Assassin’s Price is LE Modesitt’s latest book in the Imager Portfolio, which is fantasy, more or less French, and spans a technology level running from late gunpowder to the early Victorian age. I enjoy the series, but it’s not exactly one that you can just start anywhere (you should probably start with, well, Imager). It’s of particular note for me because the viewpoint character seems to be essentially a principled schemer and plotter; he’s an ambitious heir to the throne who has to sneak around his father’s back in order to… learn how basic markets and military strategies work. Which honestly reminds me slightly of what King George IV of England supposedly had to go through while King George III was on the throne*. Continue reading In the e-Mail: Assassin’s Price (#11, The Imager Portfolio)
I will probably have to explain to my wife why it was necessary to acquire the Traveler’s edition of Tour de Lovecraft: The Destinations, but that’s my problem and not yours. At least it wasn’t the Yog-Sothoth edition, right? $150 might be a bit much… to explain as a household expense: certainly acquiring a hand-tooled leather-bound edition is not even remotely difficult to justify on aesthetic grounds.
Anyway, grab ’em while high-end copies are still available as funding tiers. I certainly did.
Tour de Lovecraft: The Destinations Kickstarts starting tomorrow! Your help in spreading the word is appreciated! https://t.co/Tq46F4w1p5
— Atomic Overmind Press (@AOPress) July 25, 2017
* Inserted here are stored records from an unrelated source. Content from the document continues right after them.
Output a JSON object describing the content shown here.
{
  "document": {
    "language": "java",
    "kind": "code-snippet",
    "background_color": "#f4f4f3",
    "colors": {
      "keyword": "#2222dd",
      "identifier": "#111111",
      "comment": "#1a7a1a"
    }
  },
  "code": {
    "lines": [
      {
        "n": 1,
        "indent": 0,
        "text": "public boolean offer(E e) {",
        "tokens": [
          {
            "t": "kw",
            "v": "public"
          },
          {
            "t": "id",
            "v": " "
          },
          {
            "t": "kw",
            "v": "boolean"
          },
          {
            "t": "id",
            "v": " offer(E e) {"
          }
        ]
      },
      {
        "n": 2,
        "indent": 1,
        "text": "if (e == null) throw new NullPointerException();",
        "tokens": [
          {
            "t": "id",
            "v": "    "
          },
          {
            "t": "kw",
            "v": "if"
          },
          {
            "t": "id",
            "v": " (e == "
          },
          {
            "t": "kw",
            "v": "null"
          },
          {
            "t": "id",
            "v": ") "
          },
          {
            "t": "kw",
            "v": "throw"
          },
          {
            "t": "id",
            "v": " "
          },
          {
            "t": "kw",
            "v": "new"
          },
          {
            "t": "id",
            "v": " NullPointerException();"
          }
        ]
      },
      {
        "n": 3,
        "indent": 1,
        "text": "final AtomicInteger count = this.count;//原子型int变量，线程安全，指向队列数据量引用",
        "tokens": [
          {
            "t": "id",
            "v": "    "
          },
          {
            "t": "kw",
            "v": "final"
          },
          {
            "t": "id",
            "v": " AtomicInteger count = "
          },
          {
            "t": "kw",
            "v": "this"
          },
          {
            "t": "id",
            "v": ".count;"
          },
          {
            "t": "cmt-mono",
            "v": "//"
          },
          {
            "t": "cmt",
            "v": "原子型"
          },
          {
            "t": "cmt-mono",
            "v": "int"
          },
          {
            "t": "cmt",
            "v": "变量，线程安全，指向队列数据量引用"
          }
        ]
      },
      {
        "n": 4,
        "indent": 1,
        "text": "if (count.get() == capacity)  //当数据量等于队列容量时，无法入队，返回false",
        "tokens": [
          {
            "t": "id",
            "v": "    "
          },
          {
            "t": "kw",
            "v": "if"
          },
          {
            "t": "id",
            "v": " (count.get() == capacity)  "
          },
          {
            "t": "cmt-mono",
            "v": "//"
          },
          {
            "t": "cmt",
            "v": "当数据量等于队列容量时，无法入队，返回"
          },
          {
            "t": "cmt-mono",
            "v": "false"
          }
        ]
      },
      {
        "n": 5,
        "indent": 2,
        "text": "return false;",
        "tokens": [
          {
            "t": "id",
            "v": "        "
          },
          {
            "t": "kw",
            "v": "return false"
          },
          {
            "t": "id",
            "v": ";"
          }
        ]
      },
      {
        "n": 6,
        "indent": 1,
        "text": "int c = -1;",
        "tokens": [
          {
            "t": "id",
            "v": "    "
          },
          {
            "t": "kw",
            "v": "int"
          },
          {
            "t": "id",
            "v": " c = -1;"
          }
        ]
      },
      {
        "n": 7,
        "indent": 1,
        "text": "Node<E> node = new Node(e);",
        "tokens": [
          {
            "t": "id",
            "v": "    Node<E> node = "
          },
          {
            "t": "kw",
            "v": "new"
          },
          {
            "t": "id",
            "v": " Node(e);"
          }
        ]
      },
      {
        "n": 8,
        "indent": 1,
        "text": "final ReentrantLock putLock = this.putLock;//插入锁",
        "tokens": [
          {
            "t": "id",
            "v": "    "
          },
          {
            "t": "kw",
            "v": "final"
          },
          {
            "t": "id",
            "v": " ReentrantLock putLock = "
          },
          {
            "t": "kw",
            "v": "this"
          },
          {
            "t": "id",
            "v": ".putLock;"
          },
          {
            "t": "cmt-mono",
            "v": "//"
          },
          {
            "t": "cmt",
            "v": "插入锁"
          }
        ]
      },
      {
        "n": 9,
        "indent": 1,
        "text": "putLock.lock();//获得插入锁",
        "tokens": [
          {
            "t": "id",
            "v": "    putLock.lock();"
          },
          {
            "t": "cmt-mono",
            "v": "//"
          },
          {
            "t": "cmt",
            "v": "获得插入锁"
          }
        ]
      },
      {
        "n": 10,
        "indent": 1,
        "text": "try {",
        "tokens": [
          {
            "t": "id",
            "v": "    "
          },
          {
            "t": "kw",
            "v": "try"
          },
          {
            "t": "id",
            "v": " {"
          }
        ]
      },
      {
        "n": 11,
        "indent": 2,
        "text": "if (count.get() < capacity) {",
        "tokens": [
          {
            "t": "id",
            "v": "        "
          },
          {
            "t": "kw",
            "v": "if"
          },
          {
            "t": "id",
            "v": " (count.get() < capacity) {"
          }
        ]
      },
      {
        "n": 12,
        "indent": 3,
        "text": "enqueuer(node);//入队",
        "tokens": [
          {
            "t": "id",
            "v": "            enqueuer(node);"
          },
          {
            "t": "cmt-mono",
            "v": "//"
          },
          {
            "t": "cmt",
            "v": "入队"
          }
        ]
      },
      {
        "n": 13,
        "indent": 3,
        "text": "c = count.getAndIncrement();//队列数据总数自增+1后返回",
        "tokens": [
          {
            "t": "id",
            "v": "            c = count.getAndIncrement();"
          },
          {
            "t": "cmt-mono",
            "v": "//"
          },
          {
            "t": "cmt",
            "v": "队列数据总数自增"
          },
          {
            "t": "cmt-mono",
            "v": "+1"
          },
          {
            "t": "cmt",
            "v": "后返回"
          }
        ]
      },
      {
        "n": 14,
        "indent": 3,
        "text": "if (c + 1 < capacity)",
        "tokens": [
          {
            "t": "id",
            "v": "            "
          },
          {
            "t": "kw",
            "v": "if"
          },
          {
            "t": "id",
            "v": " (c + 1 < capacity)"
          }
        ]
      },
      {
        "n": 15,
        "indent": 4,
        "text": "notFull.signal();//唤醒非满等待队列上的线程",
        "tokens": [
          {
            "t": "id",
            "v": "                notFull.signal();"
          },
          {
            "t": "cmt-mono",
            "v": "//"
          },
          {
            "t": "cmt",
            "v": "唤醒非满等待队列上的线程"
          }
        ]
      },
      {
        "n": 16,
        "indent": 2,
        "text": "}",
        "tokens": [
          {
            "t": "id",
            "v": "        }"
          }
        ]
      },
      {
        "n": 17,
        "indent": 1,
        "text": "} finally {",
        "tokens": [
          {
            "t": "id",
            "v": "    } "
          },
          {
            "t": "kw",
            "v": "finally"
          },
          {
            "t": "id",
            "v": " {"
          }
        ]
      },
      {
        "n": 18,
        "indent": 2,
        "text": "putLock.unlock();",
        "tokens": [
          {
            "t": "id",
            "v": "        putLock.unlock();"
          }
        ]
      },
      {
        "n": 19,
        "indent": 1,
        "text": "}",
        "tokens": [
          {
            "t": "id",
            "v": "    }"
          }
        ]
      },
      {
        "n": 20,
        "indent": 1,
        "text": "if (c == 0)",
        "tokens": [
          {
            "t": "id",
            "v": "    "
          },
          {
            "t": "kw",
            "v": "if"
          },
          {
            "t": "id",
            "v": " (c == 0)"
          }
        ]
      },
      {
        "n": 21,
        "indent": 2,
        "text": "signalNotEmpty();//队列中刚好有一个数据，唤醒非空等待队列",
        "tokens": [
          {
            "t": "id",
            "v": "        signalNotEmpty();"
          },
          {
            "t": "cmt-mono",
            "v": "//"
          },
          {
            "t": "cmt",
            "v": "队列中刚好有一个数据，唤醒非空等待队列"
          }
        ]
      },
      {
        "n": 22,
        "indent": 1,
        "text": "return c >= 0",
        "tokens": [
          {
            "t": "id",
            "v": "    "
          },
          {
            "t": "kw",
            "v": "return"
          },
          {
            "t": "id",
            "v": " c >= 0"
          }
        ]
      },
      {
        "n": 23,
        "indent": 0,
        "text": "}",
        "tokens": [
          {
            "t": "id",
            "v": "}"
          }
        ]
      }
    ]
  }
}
And, again: the first volume of Tour De Lovecraft is worth the eight bucks on Kindle. The urge to sell my print copy at those ridiculous prices is nigh-insurmountable, too. Fortunately, I think I can persevere.
This is, of course, Agent Garbo: The Brilliant, Eccentric Secret Agent Who Tricked Hitler and Saved D-Day — and it’s making a credible case for the latter part of it. I ordered the book when I first heard the tale of Juan Pujol Garcia, and it came today; I started reading it while my kids were playing in the pool. It is, so far, compelling reading; apparently Juan Garcia was placed on this earth solely to lie to Nazi spies in ways that almost defy human understanding. It was a gift, and thank God that the man used his powers for good.
PS: Apparently he was getting paid so well by the Abwehr that the British Double Cross operating budget ended up being significantly subsidized by their greatest enemy. …That’s art, man. They should put that up on the wall in a museum, somewhere.
Mysterion 2 is, as you no doubt remember, a Kickstarter dedicated to publishing a second volume of Christian-themed speculative fiction. I was given a copy of the first one, I read the first one, I liked the first one, and I’ll probably submit a story if this project gets off the ground. So check it out.
You know you’re having a bad day when the TSA is going all Don’t even TRY to drag us down with you, Sparky on you. Believe it or not: the TSA is actually not the one at fault here. I know, I know: it confuses me a bit, too.
Good afternoon. Pls note there are no TSA restrictions on checking comic books or any other types of books. https://t.co/Nu00IvcZSc
— TSA (@TSA) July 24, 2017
As near as I can tell, every word of this story about Juan Pujol Garcia is true. At least, MI5 is corroborating it. This guy messed up the Nazi response to D-Day in ways that is almost inconceivable to modern science, and he made it look easy.
Juan Pujol Garcia – The best spy in ww2 https://t.co/EcNUHpQ1iq
— Ogiel (Moe Lane) (@Ogiel23) July 22, 2017
The Delirium Brief by Charles Stross is the latest in his Lovecraft-meets-espionage Laundry series, and it’s… well. How do I put this nicely? Charlie Stross — who is from Great Britain — has clearly been scared spitless by three specific current events since 2014 (two domestic and one foreign from his point of view, and you can almost certainly guess what those events were), and his horrified reaction to at least two of them clearly comes across in the book. The effect is much like reading “The Horror At Red Hook” when you’re not a racist; you don’t get the same effect as you would from reading about stuff that actually scares you, but the horror that you pick up from the author still gives a certain frisson.
There. That should be polite enough. After all, I do buy Charles Stross in hardcover. Continue reading Book of the Week: The Delirium Brief.